A three-paneled look at the worldwide AIDS crisis: in Montreal, a porn actor (Ashmore) schemes to pass his mandatory blood test; a young nun (Sevigny) makes a personal sacrifice for the benefit of a South African village; in rural China, a black market operative (Liu) posing as a goverment-sanctioned blood drawer jeopardizes an entire village's safety.
In the center of a monotonous suburban existence, Sarah lives silently and in subservience to her icy husband Patrick. They have been together far too long, and Patrick's affections for his... See full summary »
A young journalist, David Katz, who writes for a hip-hop magazine called "Mic Check", starts following a music mogul around as part of a story and over time incorrectly starts to think he ... See full summary »
Barry Munday wakes up after being attacked to realize that he's missing his family jewels. To make matters worse, he learns he's facing a paternity lawsuit filed by a woman he can't remember having sex with.
A young doctor goes home with a dazzlingly beautiful young woman he meets while volunteering at a party for children at a Vancouver mental health clinic. The next day is her birthday (as well as that of her twin sister, her unseen flatmate). After a night of lovemaking, the young doctor goes out in search of a cake. Meanwhile, a reporter who crashed the kids' party breaks into the office of the physician in charge of the clinic, only to witness a murder on a closed circuit television in the doctor's office. With the help of an investigator, the reporter pursues the truth, which eventually takes her back to the clinic. Does her own past hold the key to what she'll uncover? Written by
Dr. Kent names "methanol" as one of the drugs used to treat Sophia. Methanol is highly toxic and not only has no therapeutic value but would have killed her if given in any significant quantity. See more »

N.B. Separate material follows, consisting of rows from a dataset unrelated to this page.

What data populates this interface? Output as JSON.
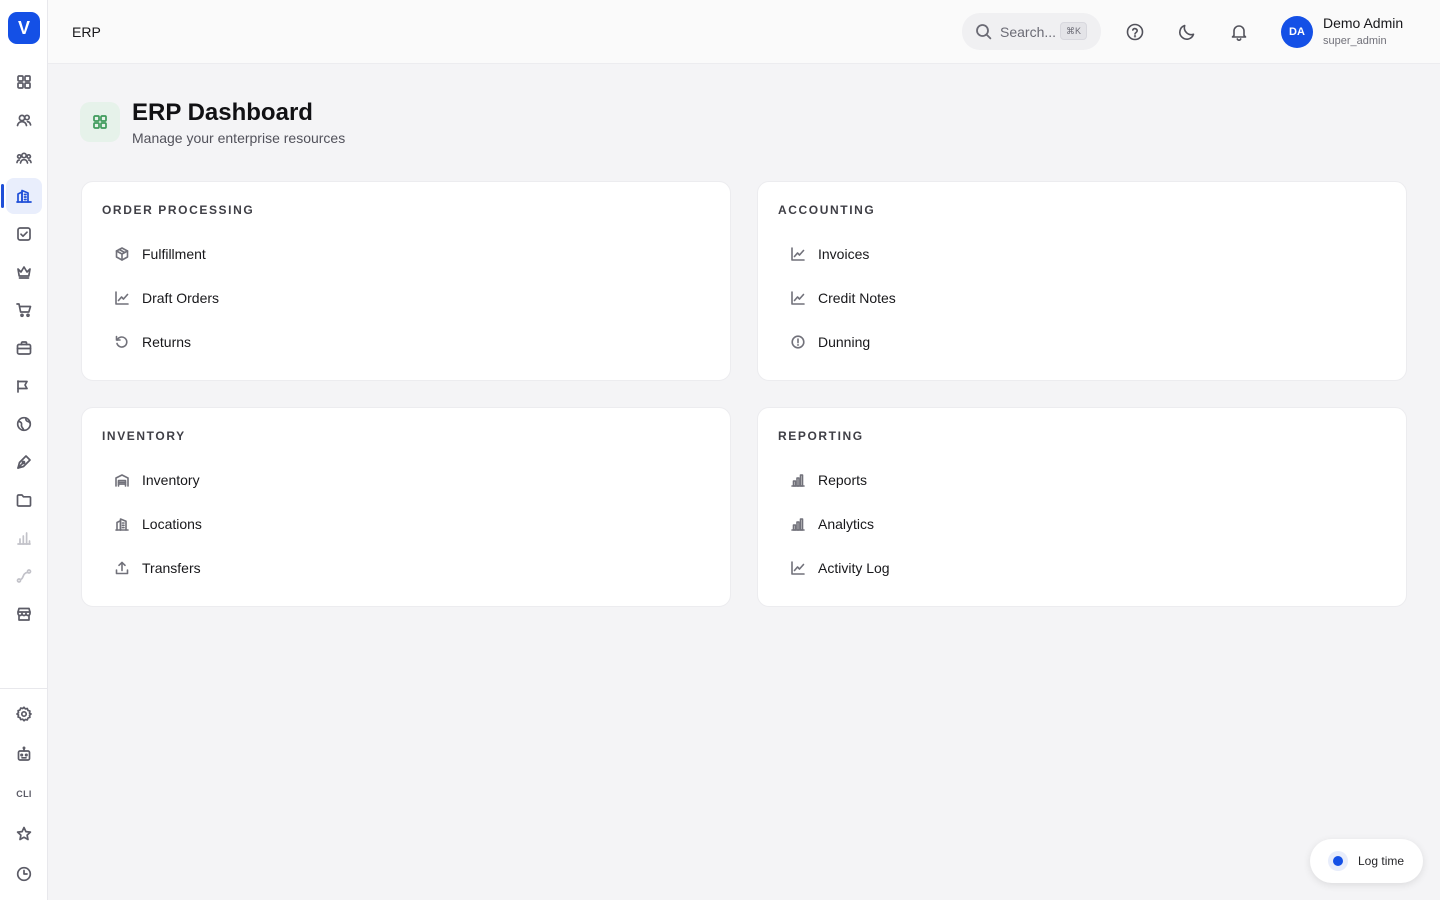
{
  "app": {
    "logo_letter": "V",
    "brand_color": "#1450e6"
  },
  "sidebar": {
    "items": [
      {
        "name": "dashboard",
        "icon": "grid-icon"
      },
      {
        "name": "users",
        "icon": "users-icon"
      },
      {
        "name": "teams",
        "icon": "team-icon"
      },
      {
        "name": "erp",
        "icon": "building-icon",
        "active": true
      },
      {
        "name": "tasks",
        "icon": "checkbox-icon"
      },
      {
        "name": "premium",
        "icon": "crown-icon"
      },
      {
        "name": "shop",
        "icon": "cart-icon"
      },
      {
        "name": "jobs",
        "icon": "briefcase-icon"
      },
      {
        "name": "campaigns",
        "icon": "megaphone-icon"
      },
      {
        "name": "web",
        "icon": "globe-icon"
      },
      {
        "name": "design",
        "icon": "pen-icon"
      },
      {
        "name": "files",
        "icon": "folder-icon"
      },
      {
        "name": "stats",
        "icon": "bar-chart-icon"
      },
      {
        "name": "workflows",
        "icon": "route-icon"
      },
      {
        "name": "store",
        "icon": "store-icon"
      }
    ],
    "bottom": {
      "settings_icon": "gear-icon",
      "bot_icon": "robot-icon",
      "cli_label": "CLI",
      "favorites_icon": "star-icon",
      "history_icon": "clock-icon"
    }
  },
  "header": {
    "title": "ERP",
    "search": {
      "placeholder": "Search...",
      "shortcut": "⌘K"
    },
    "user": {
      "initials": "DA",
      "name": "Demo Admin",
      "role": "super_admin"
    }
  },
  "page": {
    "title": "ERP Dashboard",
    "subtitle": "Manage your enterprise resources",
    "accent": "#3d9a5a"
  },
  "cards": [
    {
      "title": "ORDER PROCESSING",
      "links": [
        {
          "label": "Fulfillment",
          "icon": "package-icon"
        },
        {
          "label": "Draft Orders",
          "icon": "line-chart-icon"
        },
        {
          "label": "Returns",
          "icon": "undo-icon"
        }
      ]
    },
    {
      "title": "ACCOUNTING",
      "links": [
        {
          "label": "Invoices",
          "icon": "line-chart-icon"
        },
        {
          "label": "Credit Notes",
          "icon": "line-chart-icon"
        },
        {
          "label": "Dunning",
          "icon": "alert-circle-icon"
        }
      ]
    },
    {
      "title": "INVENTORY",
      "links": [
        {
          "label": "Inventory",
          "icon": "warehouse-icon"
        },
        {
          "label": "Locations",
          "icon": "building-icon"
        },
        {
          "label": "Transfers",
          "icon": "upload-icon"
        }
      ]
    },
    {
      "title": "REPORTING",
      "links": [
        {
          "label": "Reports",
          "icon": "bar-chart-icon"
        },
        {
          "label": "Analytics",
          "icon": "bar-chart-icon"
        },
        {
          "label": "Activity Log",
          "icon": "line-chart-icon"
        }
      ]
    }
  ],
  "log_time": {
    "label": "Log time"
  }
}
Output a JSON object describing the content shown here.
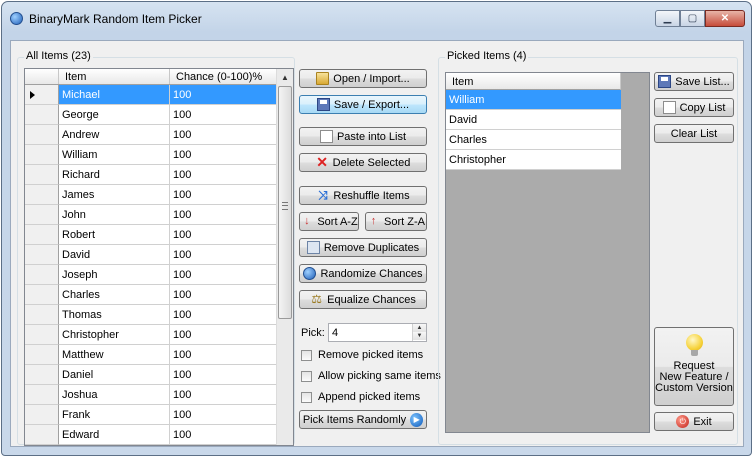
{
  "window": {
    "title": "BinaryMark Random Item Picker",
    "controls": {
      "minimize": "▁",
      "maximize": "▢",
      "close": "✕"
    }
  },
  "all_items": {
    "label": "All Items (23)",
    "columns": [
      "Item",
      "Chance (0-100)%"
    ],
    "selected_index": 0,
    "rows": [
      {
        "item": "Michael",
        "chance": "100"
      },
      {
        "item": "George",
        "chance": "100"
      },
      {
        "item": "Andrew",
        "chance": "100"
      },
      {
        "item": "William",
        "chance": "100"
      },
      {
        "item": "Richard",
        "chance": "100"
      },
      {
        "item": "James",
        "chance": "100"
      },
      {
        "item": "John",
        "chance": "100"
      },
      {
        "item": "Robert",
        "chance": "100"
      },
      {
        "item": "David",
        "chance": "100"
      },
      {
        "item": "Joseph",
        "chance": "100"
      },
      {
        "item": "Charles",
        "chance": "100"
      },
      {
        "item": "Thomas",
        "chance": "100"
      },
      {
        "item": "Christopher",
        "chance": "100"
      },
      {
        "item": "Matthew",
        "chance": "100"
      },
      {
        "item": "Daniel",
        "chance": "100"
      },
      {
        "item": "Joshua",
        "chance": "100"
      },
      {
        "item": "Frank",
        "chance": "100"
      },
      {
        "item": "Edward",
        "chance": "100"
      }
    ]
  },
  "actions": {
    "open_import": "Open / Import...",
    "save_export": "Save / Export...",
    "paste_into_list": "Paste into List",
    "delete_selected": "Delete Selected",
    "reshuffle_items": "Reshuffle Items",
    "sort_az": "Sort A-Z",
    "sort_za": "Sort Z-A",
    "remove_duplicates": "Remove Duplicates",
    "randomize_chances": "Randomize Chances",
    "equalize_chances": "Equalize Chances",
    "pick_label": "Pick:",
    "pick_value": "4",
    "remove_picked": "Remove picked items",
    "allow_same": "Allow picking same items",
    "append_picked": "Append picked items",
    "pick_items_randomly": "Pick Items Randomly"
  },
  "picked_items": {
    "label": "Picked Items (4)",
    "column": "Item",
    "selected_index": 0,
    "rows": [
      "William",
      "David",
      "Charles",
      "Christopher"
    ]
  },
  "right_buttons": {
    "save_list": "Save List...",
    "copy_list": "Copy List",
    "clear_list": "Clear List",
    "feature_line1": "Request",
    "feature_line2": "New Feature /",
    "feature_line3": "Custom Version",
    "exit": "Exit"
  }
}
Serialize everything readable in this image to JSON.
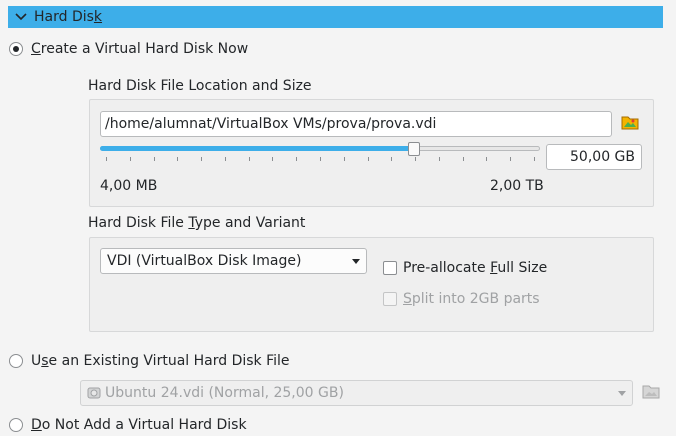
{
  "section": {
    "title_pre": "Hard Dis",
    "title_mn": "k",
    "accent": "#3daee9"
  },
  "create_option": {
    "mn": "C",
    "label_rest": "reate a Virtual Hard Disk Now",
    "checked": true
  },
  "location_group": {
    "title": "Hard Disk File Location and Size",
    "path_value": "/home/alumnat/VirtualBox VMs/prova/prova.vdi",
    "folder_icon": "folder-icon",
    "size_value": "50,00 GB",
    "min_label": "4,00 MB",
    "max_label": "2,00 TB",
    "slider_fraction": 0.72
  },
  "type_group": {
    "title_pre": "Hard Disk File ",
    "title_mn": "T",
    "title_rest": "ype and Variant",
    "format_selected": "VDI (VirtualBox Disk Image)",
    "preallocate_pre": "Pre-allocate ",
    "preallocate_mn": "F",
    "preallocate_rest": "ull Size",
    "split_mn": "S",
    "split_rest": "plit into 2GB parts"
  },
  "existing_option": {
    "pre": "U",
    "mn": "s",
    "rest": "e an Existing Virtual Hard Disk File",
    "checked": false,
    "disk_selected": "Ubuntu 24.vdi (Normal, 25,00 GB)",
    "disk_icon": "hard-disk-icon",
    "folder_icon": "folder-icon"
  },
  "none_option": {
    "mn": "D",
    "rest": "o Not Add a Virtual Hard Disk",
    "checked": false
  }
}
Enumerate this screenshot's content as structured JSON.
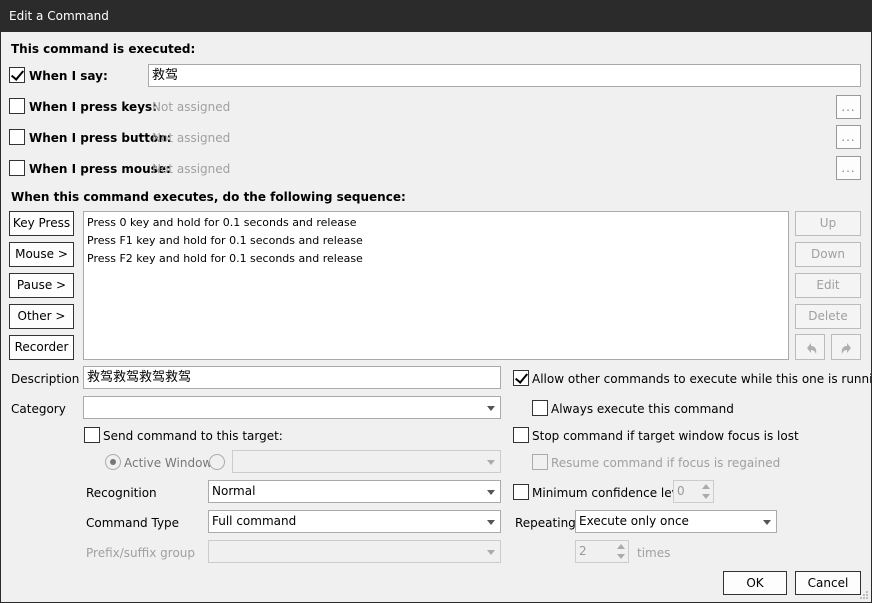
{
  "window": {
    "title": "Edit a Command"
  },
  "executed_header": "This command is executed:",
  "triggers": {
    "say": {
      "label": "When I say:",
      "checked": true,
      "value": "救驾"
    },
    "keys": {
      "label": "When I press keys:",
      "checked": false,
      "placeholder": "Not assigned",
      "button": "..."
    },
    "button": {
      "label": "When I press button:",
      "checked": false,
      "placeholder": "Not assigned",
      "button": "..."
    },
    "mouse": {
      "label": "When I press mouse:",
      "checked": false,
      "placeholder": "Not assigned",
      "button": "..."
    }
  },
  "sequence_header": "When this command executes, do the following sequence:",
  "action_buttons": [
    "Key Press",
    "Mouse >",
    "Pause >",
    "Other >",
    "Recorder"
  ],
  "sequence": [
    "Press 0 key and hold for 0.1 seconds and release",
    "Press F1 key and hold for 0.1 seconds and release",
    "Press F2 key and hold for 0.1 seconds and release"
  ],
  "list_buttons": [
    "Up",
    "Down",
    "Edit",
    "Delete"
  ],
  "icons": {
    "undo": "undo-icon",
    "redo": "redo-icon"
  },
  "description": {
    "label": "Description",
    "value": "救驾救驾救驾救驾"
  },
  "category": {
    "label": "Category",
    "value": ""
  },
  "send_target": {
    "label": "Send command to this target:",
    "checked": false,
    "active_window": "Active Window",
    "window_value": ""
  },
  "recognition": {
    "label": "Recognition",
    "value": "Normal"
  },
  "command_type": {
    "label": "Command Type",
    "value": "Full command"
  },
  "prefix_suffix": {
    "label": "Prefix/suffix group",
    "value": ""
  },
  "options": {
    "allow_other": {
      "label": "Allow other commands to execute while this one is running",
      "checked": true
    },
    "always_execute": {
      "label": "Always execute this command",
      "checked": false
    },
    "stop_focus": {
      "label": "Stop command if target window focus is lost",
      "checked": false
    },
    "resume_focus": {
      "label": "Resume command if focus is regained",
      "checked": false
    },
    "min_confidence": {
      "label": "Minimum confidence level",
      "checked": false,
      "value": "0"
    }
  },
  "repeating": {
    "label": "Repeating",
    "value": "Execute only once",
    "times_value": "2",
    "times_label": "times"
  },
  "footer": {
    "ok": "OK",
    "cancel": "Cancel"
  }
}
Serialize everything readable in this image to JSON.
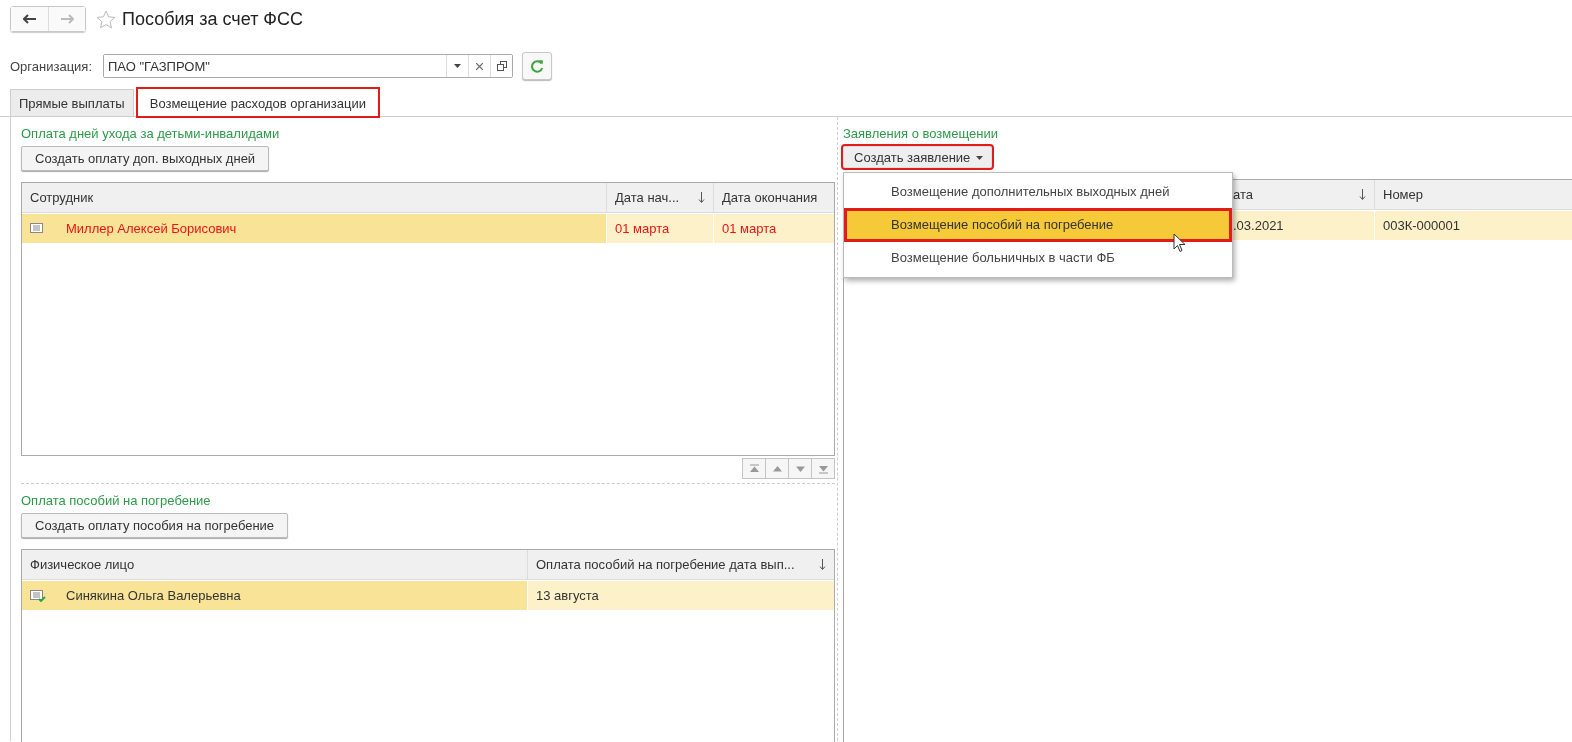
{
  "window": {
    "title": "Пособия за счет ФСС",
    "favorite": false
  },
  "nav": {
    "back_enabled": true,
    "forward_enabled": false
  },
  "organization": {
    "label": "Организация:",
    "value": "ПАО \"ГАЗПРОМ\""
  },
  "tabs": [
    {
      "label": "Прямые выплаты",
      "selected": false,
      "highlighted": false
    },
    {
      "label": "Возмещение расходов организации",
      "selected": true,
      "highlighted": true
    }
  ],
  "days_off": {
    "title": "Оплата дней ухода за детьми-инвалидами",
    "button": "Создать оплату доп. выходных дней",
    "table": {
      "columns": [
        {
          "label": "Сотрудник",
          "sorted": false
        },
        {
          "label": "Дата нач...",
          "sorted": true
        },
        {
          "label": "Дата окончания",
          "sorted": false
        }
      ],
      "rows": [
        {
          "cells": [
            "Миллер Алексей Борисович",
            "01 марта",
            "01 марта"
          ],
          "selected": true,
          "posted": false,
          "color": "#e8141a"
        }
      ]
    }
  },
  "burial": {
    "title": "Оплата пособий на погребение",
    "button": "Создать оплату пособия на погребение",
    "table": {
      "columns": [
        {
          "label": "Физическое лицо",
          "sorted": false
        },
        {
          "label": "Оплата пособий на погребение дата вып...",
          "sorted": true
        }
      ],
      "rows": [
        {
          "cells": [
            "Синякина Ольга Валерьевна",
            "13 августа"
          ],
          "selected": true,
          "posted": true,
          "color": "#333333"
        }
      ]
    }
  },
  "applications": {
    "title": "Заявления о возмещении",
    "button": {
      "label": "Создать заявление",
      "highlighted": true,
      "expanded": true
    },
    "table": {
      "columns": [
        {
          "label": "ата",
          "sorted": true
        },
        {
          "label": "Номер",
          "sorted": false
        }
      ],
      "rows": [
        {
          "cells": [
            ".03.2021",
            "003К-000001"
          ],
          "selected": true,
          "color": "#333333"
        }
      ]
    }
  },
  "menu": [
    {
      "label": "Возмещение дополнительных выходных дней",
      "selected": false,
      "highlighted": false
    },
    {
      "label": "Возмещение пособий на погребение",
      "selected": true,
      "highlighted": true
    },
    {
      "label": "Возмещение больничных в части ФБ",
      "selected": false,
      "highlighted": false
    }
  ]
}
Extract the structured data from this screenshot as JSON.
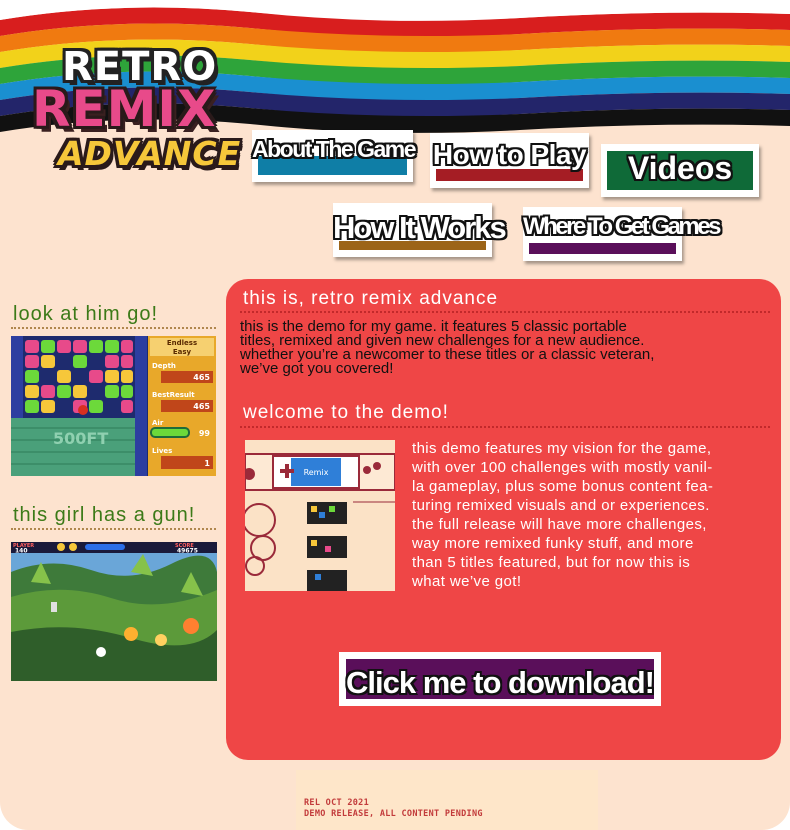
{
  "logo": {
    "line1": "RETRO",
    "line2": "REMIX",
    "line3": "ADVANCE"
  },
  "nav": [
    {
      "label": "About The Game",
      "color": "#0f7ea6"
    },
    {
      "label": "How to Play",
      "color": "#a51d24"
    },
    {
      "label": "Videos",
      "color": "#0f6a38"
    },
    {
      "label": "How It Works",
      "color": "#9c6418"
    },
    {
      "label": "Where To Get Games",
      "color": "#5a0f5a"
    }
  ],
  "sidebar": {
    "panel1": {
      "title": "look at him go!",
      "game": {
        "mode_top": "Endless",
        "mode": "Easy",
        "depth_label": "Depth",
        "depth_value": "465",
        "best_label": "BestResult",
        "best_value": "465",
        "air_label": "Air",
        "air_value": "99",
        "lives_label": "Lives",
        "lives_value": "1",
        "overlay": "500FT"
      }
    },
    "panel2": {
      "title": "this girl has a gun!",
      "game": {
        "player_label": "PLAYER",
        "player_value": "140",
        "score_label": "SCORE",
        "score_value": "49675"
      }
    }
  },
  "main": {
    "heading1": "this is, retro remix advance",
    "intro": [
      "this is the demo for my game. it features 5 classic portable",
      "titles, remixed and given new challenges for a new audience.",
      "whether you’re a newcomer to these titles or a classic veteran,",
      "we’ve got you covered!"
    ],
    "heading2": "welcome to the demo!",
    "demo_image_label": "Remix",
    "demo_text": [
      "this demo features my vision for the game,",
      "with over 100 challenges with mostly vanil-",
      "la gameplay, plus some bonus content fea-",
      "turing remixed visuals and or experiences.",
      "the full release will have more challenges,",
      "way more remixed funky stuff, and more",
      "than 5 titles featured, but for now this is",
      "what we’ve got!"
    ],
    "download_label": "Click me to download!"
  },
  "footer": {
    "line1": "REL OCT 2021",
    "line2": "DEMO RELEASE, ALL CONTENT PENDING"
  },
  "colors": {
    "background": "#fde3cf",
    "main_panel": "#ef4646",
    "accent_green": "#3c7a18",
    "download_bg": "#5a0f5a"
  }
}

Brian de Palma's 1973 Siamese twin opus, SISTERS, is a film ripe for remaking; it has a low budget, rough-around-the-edges feel to it that would definitely benefit from some Hollywood gloss and an enhanced budget. Sadly, this 2006 remake is an equally cheap and inferior version of the same story that muddies its narrative from the outset.
The film looks and feels like it was made by amateurs. The director is clearly way out of his comfort zone because he delivers a movie that looks cheap and like it's a movie, instead of natural feeling. Don't hope for pacing or tension or excitement because those qualities are out of action. The cast is also a disappointment and it feels like a lot of the performances are rushed, as if the actors were in a hurry to get on with it and then just go afterwards lest they become too associated with the production.
Stephen Rea is a case in point; he barely registers in the pivotal surgeon role and THE X-FILES' William B. Davis is even less noticeable. Chloe Sevigny (AMERICAN PSYCHO) is horrible as the reporter lead, Lou Doillon inferior to Margot Kidder in the twin role and the only actor who makes an impact is THE WALKING DEAD's Dallas Roberts. Stick with the original and give this redundant outing a miss.
2 of 2 people found this review helpful.
Was this review helpful to you?